11. Embrace your humanness.
“Human” is the only real label we are born with. Yet we forget so easily.
To become attached to an opinionated label of depressed, divorced, diseased, rejected, or poor, is to be like the rain, that doesn’t know it is also the clouds… or the ice, that forgets it is water. For we are far more than the shape we’re currently in. And we, like the wind, water, and sky, will change forms many times in our lives, while forever remaining beautifully human.
12. Ask yourself the right questions.
Voltaire once said, “Judge a man by his questions rather than by his answers.” This is such sound advice, because if you keep asking yourself the wrong questions, you will never get an answer you like.

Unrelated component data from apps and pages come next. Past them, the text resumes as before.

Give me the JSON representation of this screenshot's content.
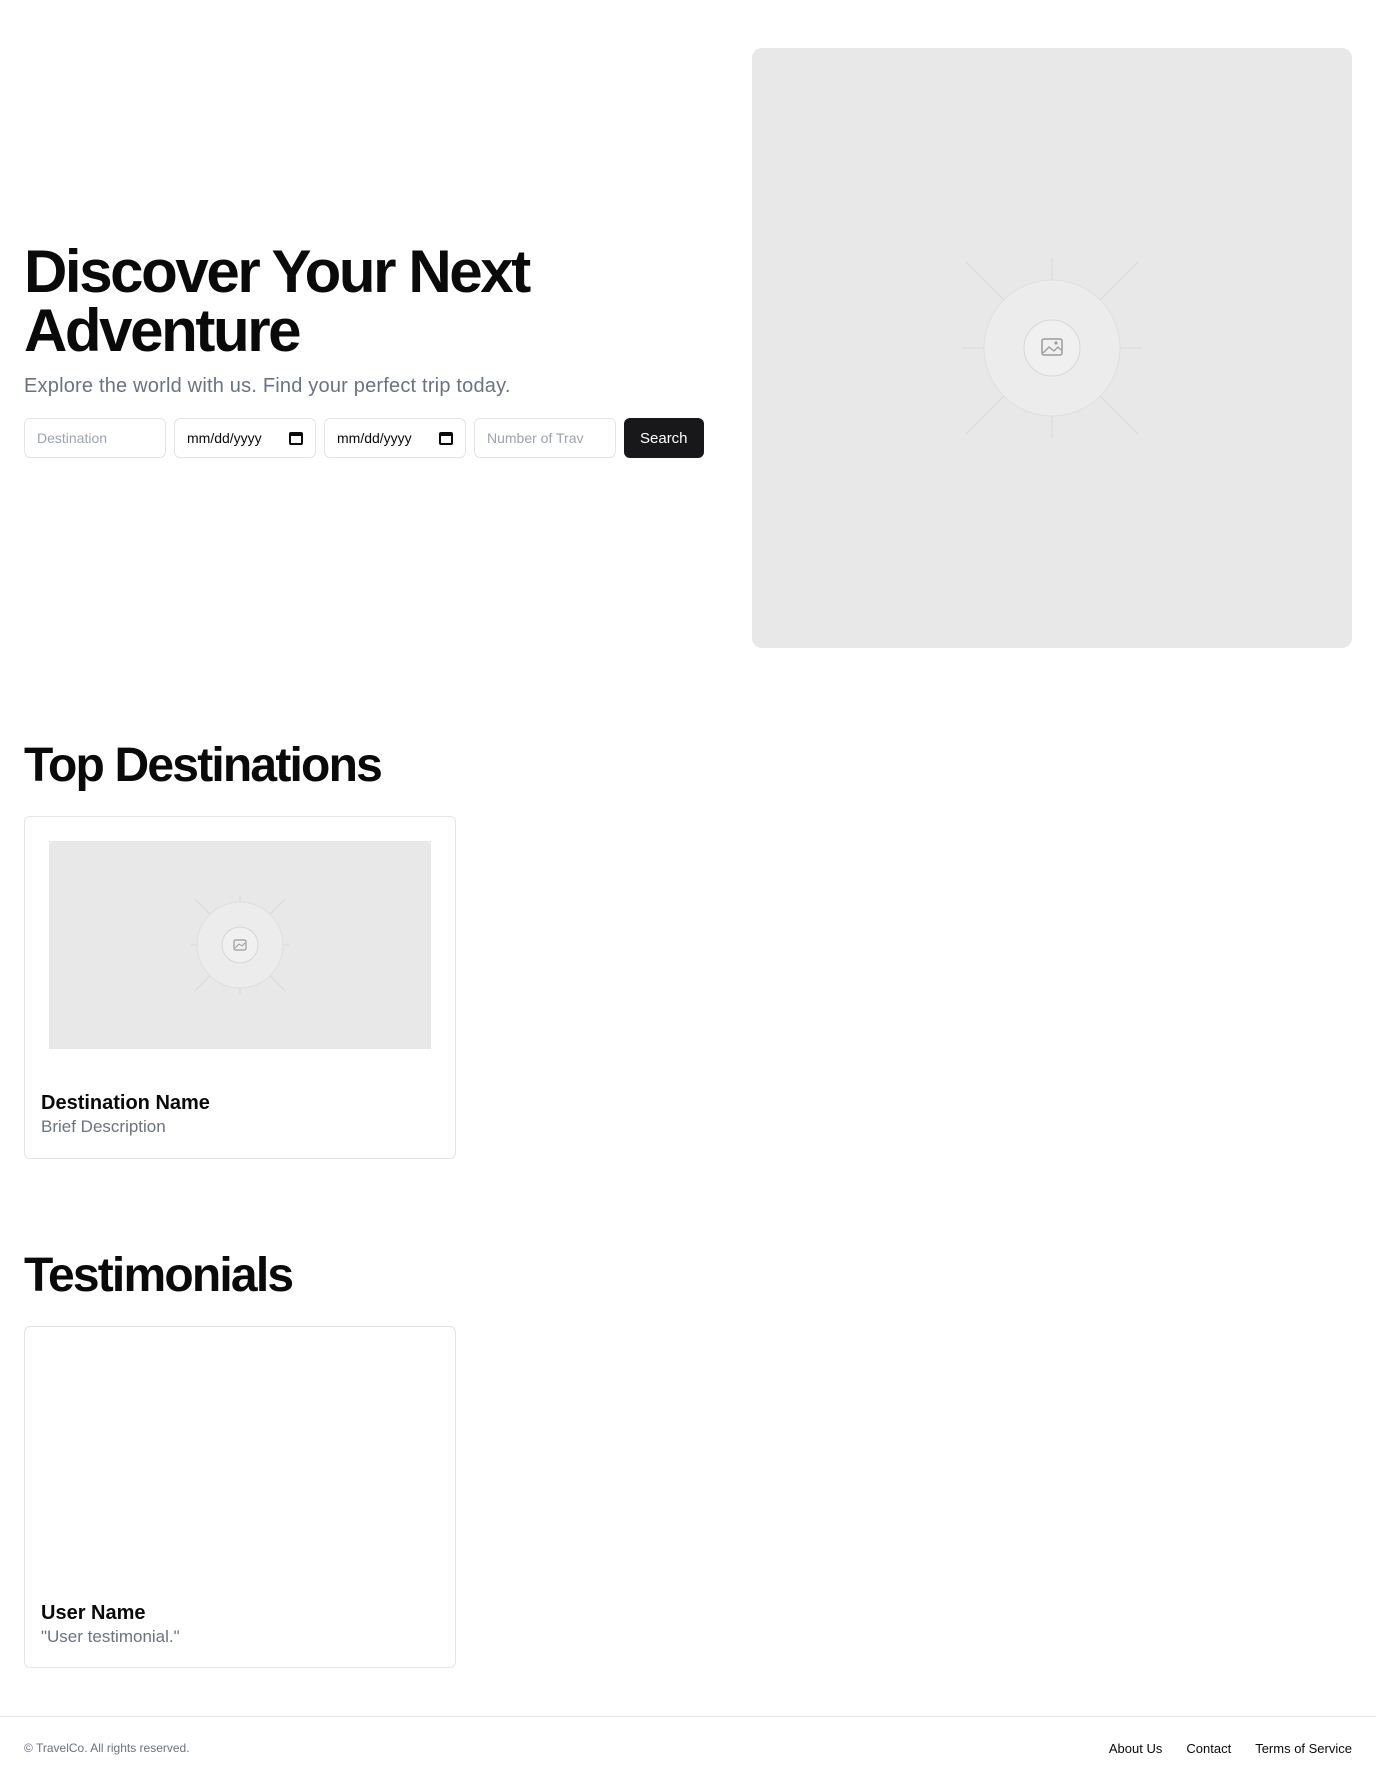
{
  "hero": {
    "title_line1": "Discover Your Next",
    "title_line2": "Adventure",
    "subtitle": "Explore the world with us. Find your perfect trip today.",
    "search": {
      "destination_placeholder": "Destination",
      "start_date_value": "mm/dd/yyyy",
      "end_date_value": "mm/dd/yyyy",
      "travelers_placeholder": "Number of Trav",
      "search_label": "Search"
    },
    "image_icon": "image-icon"
  },
  "destinations": {
    "title": "Top Destinations",
    "cards": [
      {
        "name": "Destination Name",
        "description": "Brief Description",
        "image_icon": "image-icon"
      }
    ]
  },
  "testimonials": {
    "title": "Testimonials",
    "cards": [
      {
        "name": "User Name",
        "quote": "\"User testimonial.\""
      }
    ]
  },
  "footer": {
    "copyright": "© TravelCo. All rights reserved.",
    "links": [
      "About Us",
      "Contact",
      "Terms of Service"
    ]
  },
  "colors": {
    "primary_button": "#18181b",
    "muted_text": "#6b7280",
    "placeholder_bg": "#e8e8e8",
    "border": "#e5e5e5"
  }
}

What questions are you asking yourself? Are they helping you better understand your purpose? Or do they have your mind spinning in circles?
Truth be told, the questions you’re regularly exposed to act as guideposts that have a powerful influence on the direction of your life. And, not surprisingly, the questions you hear most often come directly from YOU. So instead of looking outside yourself for answers, start asking yourself the right questions. For instance…
- “Who am I?”
- “What do I need?”
- “How do I function best?”
- “What do I have to give?”
- “What’s the next step I can take right now?”
It’s all about self-inquiries that help you stay true to your principles, pursue your desires, grow through adversity, and add value to the world around you.
There is no shortcut to life. To the end of our days, life is a lesson imperfectly learned.
—Harrison E. Salisbury
There are no perfect days. We have struggled hard against this truth. In our demanding ways, we haven’t wanted life to be a process; we have wanted to reach a secure point of arrival. We have struggled against the dialogue and learning process of experience. We’ve looked for a “fix” and for perfection. Even now in recovery we long to “get it right.” We continue to learn and to grow, but the lessons we learn are not the things we expected. We grieve the lateness of our learning, and then we go on to learn more.
As we grow in this program, we learn how to learn. We become more accepting of life as a process with no shortcut to the truth. We learn to engage in the process and accept that there usually is no right or wrong answer at the end of our search.
Today, may I accept the truth, which comes from the lessons of my experience – and be tolerant of its incompleteness.
“You are accepted!” … accepted by that which is greater than you and the name of which you do not know. Do not ask the name now, perhaps you will know it later. Do not try to do anything; perhaps later you will do much. Do not seek for anything, do not perform anything, and do not intend anything. Simply accept the fact you are accepted.